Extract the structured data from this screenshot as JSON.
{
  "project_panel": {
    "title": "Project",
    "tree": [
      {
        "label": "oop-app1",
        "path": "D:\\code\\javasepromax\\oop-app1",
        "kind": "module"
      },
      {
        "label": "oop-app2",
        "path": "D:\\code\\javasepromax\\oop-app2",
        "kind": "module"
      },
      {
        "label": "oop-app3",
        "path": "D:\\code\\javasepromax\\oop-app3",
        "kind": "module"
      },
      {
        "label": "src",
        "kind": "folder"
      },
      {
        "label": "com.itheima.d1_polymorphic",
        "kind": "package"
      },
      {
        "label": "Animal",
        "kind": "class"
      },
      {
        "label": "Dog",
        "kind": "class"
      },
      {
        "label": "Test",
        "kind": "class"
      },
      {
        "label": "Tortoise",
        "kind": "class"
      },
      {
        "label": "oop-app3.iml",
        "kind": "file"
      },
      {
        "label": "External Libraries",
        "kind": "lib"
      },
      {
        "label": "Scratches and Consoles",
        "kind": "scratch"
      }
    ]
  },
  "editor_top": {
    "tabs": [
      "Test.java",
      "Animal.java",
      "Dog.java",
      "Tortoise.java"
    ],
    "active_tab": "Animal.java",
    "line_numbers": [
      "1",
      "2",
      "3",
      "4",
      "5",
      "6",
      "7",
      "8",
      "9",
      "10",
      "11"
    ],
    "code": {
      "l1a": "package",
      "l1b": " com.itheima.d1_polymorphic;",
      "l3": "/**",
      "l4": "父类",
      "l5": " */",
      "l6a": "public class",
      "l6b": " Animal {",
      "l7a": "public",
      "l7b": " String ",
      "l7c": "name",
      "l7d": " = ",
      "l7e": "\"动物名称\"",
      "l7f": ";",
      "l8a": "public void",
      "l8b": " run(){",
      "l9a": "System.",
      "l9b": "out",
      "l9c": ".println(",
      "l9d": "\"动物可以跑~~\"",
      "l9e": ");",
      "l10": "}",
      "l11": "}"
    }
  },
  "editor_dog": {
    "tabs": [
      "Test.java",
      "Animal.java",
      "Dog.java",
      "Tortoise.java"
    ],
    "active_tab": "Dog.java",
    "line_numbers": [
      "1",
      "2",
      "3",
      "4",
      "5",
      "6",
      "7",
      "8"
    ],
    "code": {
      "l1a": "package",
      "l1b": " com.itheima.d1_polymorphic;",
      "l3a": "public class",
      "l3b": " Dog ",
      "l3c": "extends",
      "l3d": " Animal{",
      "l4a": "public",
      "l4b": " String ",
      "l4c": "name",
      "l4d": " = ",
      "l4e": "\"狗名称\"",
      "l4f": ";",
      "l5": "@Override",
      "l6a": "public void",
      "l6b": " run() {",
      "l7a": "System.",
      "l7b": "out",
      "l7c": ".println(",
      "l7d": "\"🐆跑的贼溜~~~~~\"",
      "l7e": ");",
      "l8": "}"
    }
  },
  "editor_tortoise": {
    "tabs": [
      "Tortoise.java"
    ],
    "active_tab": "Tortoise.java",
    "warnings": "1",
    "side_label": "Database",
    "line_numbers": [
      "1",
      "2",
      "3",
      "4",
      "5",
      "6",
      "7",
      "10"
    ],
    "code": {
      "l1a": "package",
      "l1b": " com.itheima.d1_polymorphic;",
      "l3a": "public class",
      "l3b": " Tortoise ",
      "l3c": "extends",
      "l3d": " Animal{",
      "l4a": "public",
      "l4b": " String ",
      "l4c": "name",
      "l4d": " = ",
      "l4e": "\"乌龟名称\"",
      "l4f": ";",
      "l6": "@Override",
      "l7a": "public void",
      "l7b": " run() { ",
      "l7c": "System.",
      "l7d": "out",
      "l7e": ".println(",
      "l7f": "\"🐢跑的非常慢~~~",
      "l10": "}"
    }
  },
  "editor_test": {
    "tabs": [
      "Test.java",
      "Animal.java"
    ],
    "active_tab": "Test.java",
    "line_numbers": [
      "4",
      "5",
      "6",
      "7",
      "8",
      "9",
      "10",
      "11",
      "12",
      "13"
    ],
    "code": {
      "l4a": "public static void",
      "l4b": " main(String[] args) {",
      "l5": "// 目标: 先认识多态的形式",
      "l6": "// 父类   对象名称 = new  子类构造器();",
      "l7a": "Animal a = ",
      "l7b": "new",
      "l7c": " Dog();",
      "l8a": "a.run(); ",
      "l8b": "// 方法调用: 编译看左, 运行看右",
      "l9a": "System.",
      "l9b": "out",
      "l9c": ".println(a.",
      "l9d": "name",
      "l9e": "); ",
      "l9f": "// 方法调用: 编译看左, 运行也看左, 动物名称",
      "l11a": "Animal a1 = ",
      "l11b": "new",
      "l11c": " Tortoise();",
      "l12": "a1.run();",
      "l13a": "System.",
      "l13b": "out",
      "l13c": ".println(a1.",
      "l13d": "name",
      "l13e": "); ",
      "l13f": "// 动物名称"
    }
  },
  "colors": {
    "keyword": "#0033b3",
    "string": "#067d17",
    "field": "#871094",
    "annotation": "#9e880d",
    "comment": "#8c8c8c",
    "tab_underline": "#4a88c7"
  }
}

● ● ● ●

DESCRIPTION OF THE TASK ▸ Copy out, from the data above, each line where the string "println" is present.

PROBLEM SOLUTION ▸
      "l9c": ".println(",
      "l7c": ".println(",
      "l7e": ".println(",
      "l9c": ".println(a.",
      "l13c": ".println(a1.",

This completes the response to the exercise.